## PROBLEM STATEMENT
In the records, each line holding "label" must be reported.

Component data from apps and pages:
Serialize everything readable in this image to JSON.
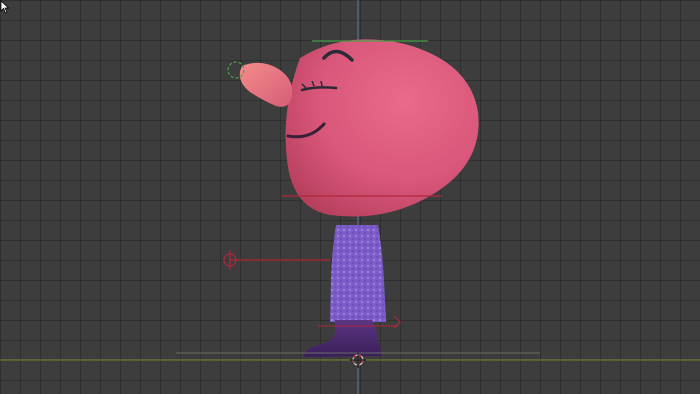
{
  "viewport": {
    "mode": "3d-viewport",
    "view": "side-orthographic",
    "grid": true
  },
  "colors": {
    "background": "#3d3d3d",
    "grid_line": "#2c2c2c",
    "vertical_axis": "#5a7fa0",
    "ground_axis": "#7a8f3a",
    "head": "#d9597a",
    "nose": "#ec7a82",
    "body": "#7b5cc9",
    "boot": "#4b2a6f",
    "rig_red": "#b0283a",
    "rig_green": "#4aa04a",
    "brow": "#2b2b38"
  },
  "scene": {
    "object": "character-rig",
    "parts": [
      "head",
      "nose",
      "body",
      "boot",
      "mouth",
      "eyebrow",
      "eye"
    ],
    "selected": false
  }
}
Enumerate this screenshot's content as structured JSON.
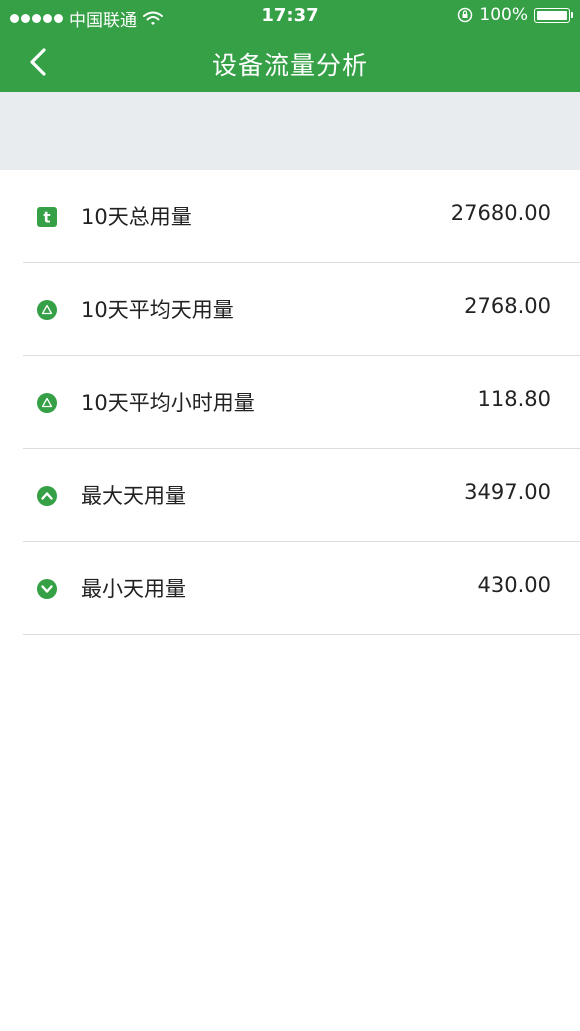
{
  "status_bar": {
    "carrier": "中国联通",
    "time": "17:37",
    "battery": "100%"
  },
  "nav": {
    "title": "设备流量分析"
  },
  "stats": [
    {
      "label": "10天总用量",
      "value": "27680.00",
      "icon": "total-usage-icon"
    },
    {
      "label": "10天平均天用量",
      "value": "2768.00",
      "icon": "average-triangle-icon"
    },
    {
      "label": "10天平均小时用量",
      "value": "118.80",
      "icon": "average-triangle-icon"
    },
    {
      "label": "最大天用量",
      "value": "3497.00",
      "icon": "chevron-up-circle-icon"
    },
    {
      "label": "最小天用量",
      "value": "430.00",
      "icon": "chevron-down-circle-icon"
    }
  ],
  "colors": {
    "primary_green": "#35a046",
    "band_gray": "#e8ecee"
  }
}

## RESULT OF THIS TASK
      "label": "10天总用量",
      "label": "10天平均天用量",
      "label": "10天平均小时用量",
      "label": "最大天用量",
      "label": "最小天用量",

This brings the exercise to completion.